Task description:
Restate the records below word for word, and omit the images they hold.

Extracted material:
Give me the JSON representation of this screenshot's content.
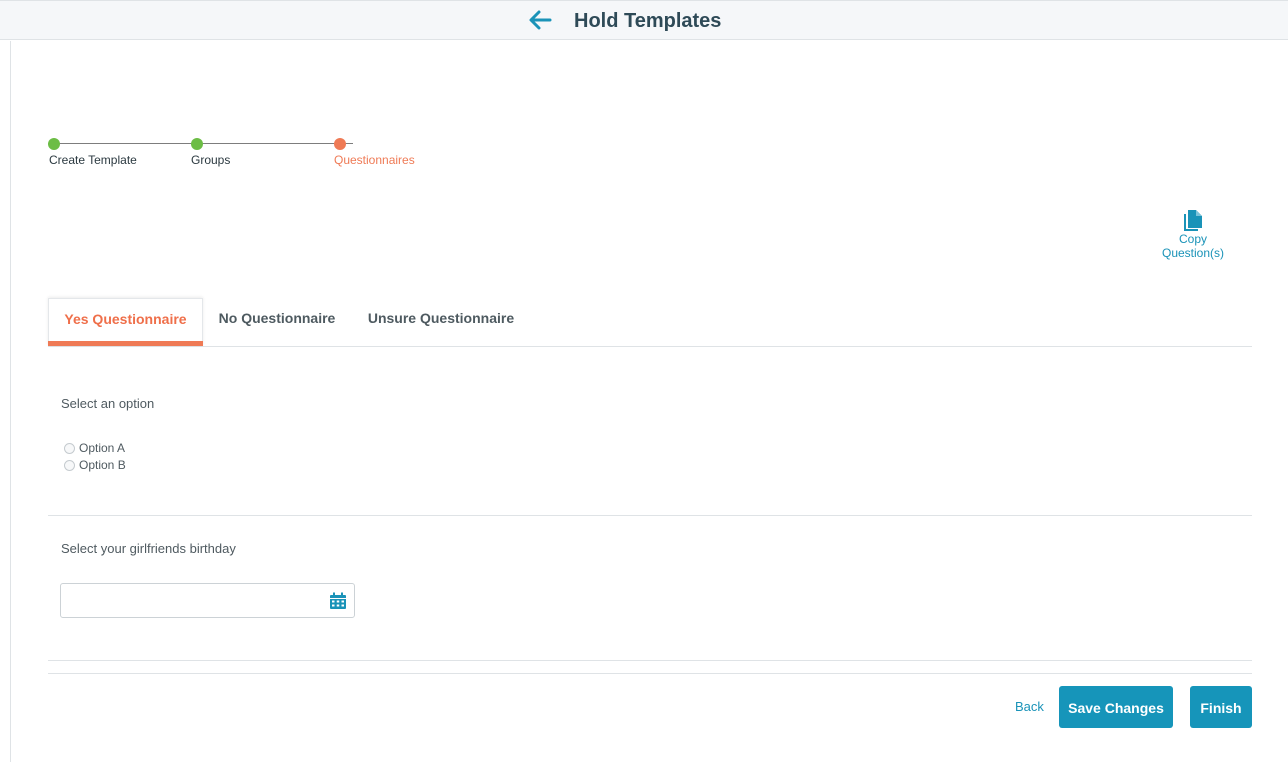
{
  "header": {
    "title": "Hold Templates",
    "back_icon": "arrow-left-icon"
  },
  "stepper": {
    "steps": [
      {
        "label": "Create Template",
        "status": "complete",
        "color": "#6cbd45"
      },
      {
        "label": "Groups",
        "status": "complete",
        "color": "#6cbd45"
      },
      {
        "label": "Questionnaires",
        "status": "current",
        "color": "#ef7a55"
      }
    ]
  },
  "toolbar": {
    "copy_label_line1": "Copy",
    "copy_label_line2": "Question(s)",
    "copy_icon": "copy-document-icon"
  },
  "tabs": [
    {
      "label": "Yes Questionnaire",
      "active": true
    },
    {
      "label": "No Questionnaire",
      "active": false
    },
    {
      "label": "Unsure Questionnaire",
      "active": false
    }
  ],
  "questions": [
    {
      "type": "radio",
      "label": "Select an option",
      "options": [
        "Option A",
        "Option B"
      ],
      "selected": null
    },
    {
      "type": "date",
      "label": "Select your girlfriends birthday",
      "value": "",
      "icon": "calendar-icon"
    }
  ],
  "footer": {
    "back_label": "Back",
    "save_label": "Save Changes",
    "finish_label": "Finish"
  },
  "colors": {
    "accent": "#1695ba",
    "active_tab": "#ef6f4a",
    "complete_step": "#6cbd45",
    "current_step": "#ef7a55"
  }
}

Written reply:
Give me the JSON representation of this screenshot's content.
{
  "header": {
    "title": "Hold Templates",
    "back_icon": "arrow-left-icon"
  },
  "stepper": {
    "steps": [
      {
        "label": "Create Template",
        "status": "complete",
        "color": "#6cbd45"
      },
      {
        "label": "Groups",
        "status": "complete",
        "color": "#6cbd45"
      },
      {
        "label": "Questionnaires",
        "status": "current",
        "color": "#ef7a55"
      }
    ]
  },
  "toolbar": {
    "copy_label_line1": "Copy",
    "copy_label_line2": "Question(s)",
    "copy_icon": "copy-document-icon"
  },
  "tabs": [
    {
      "label": "Yes Questionnaire",
      "active": true
    },
    {
      "label": "No Questionnaire",
      "active": false
    },
    {
      "label": "Unsure Questionnaire",
      "active": false
    }
  ],
  "questions": [
    {
      "type": "radio",
      "label": "Select an option",
      "options": [
        "Option A",
        "Option B"
      ],
      "selected": null
    },
    {
      "type": "date",
      "label": "Select your girlfriends birthday",
      "value": "",
      "icon": "calendar-icon"
    }
  ],
  "footer": {
    "back_label": "Back",
    "save_label": "Save Changes",
    "finish_label": "Finish"
  },
  "colors": {
    "accent": "#1695ba",
    "active_tab": "#ef6f4a",
    "complete_step": "#6cbd45",
    "current_step": "#ef7a55"
  }
}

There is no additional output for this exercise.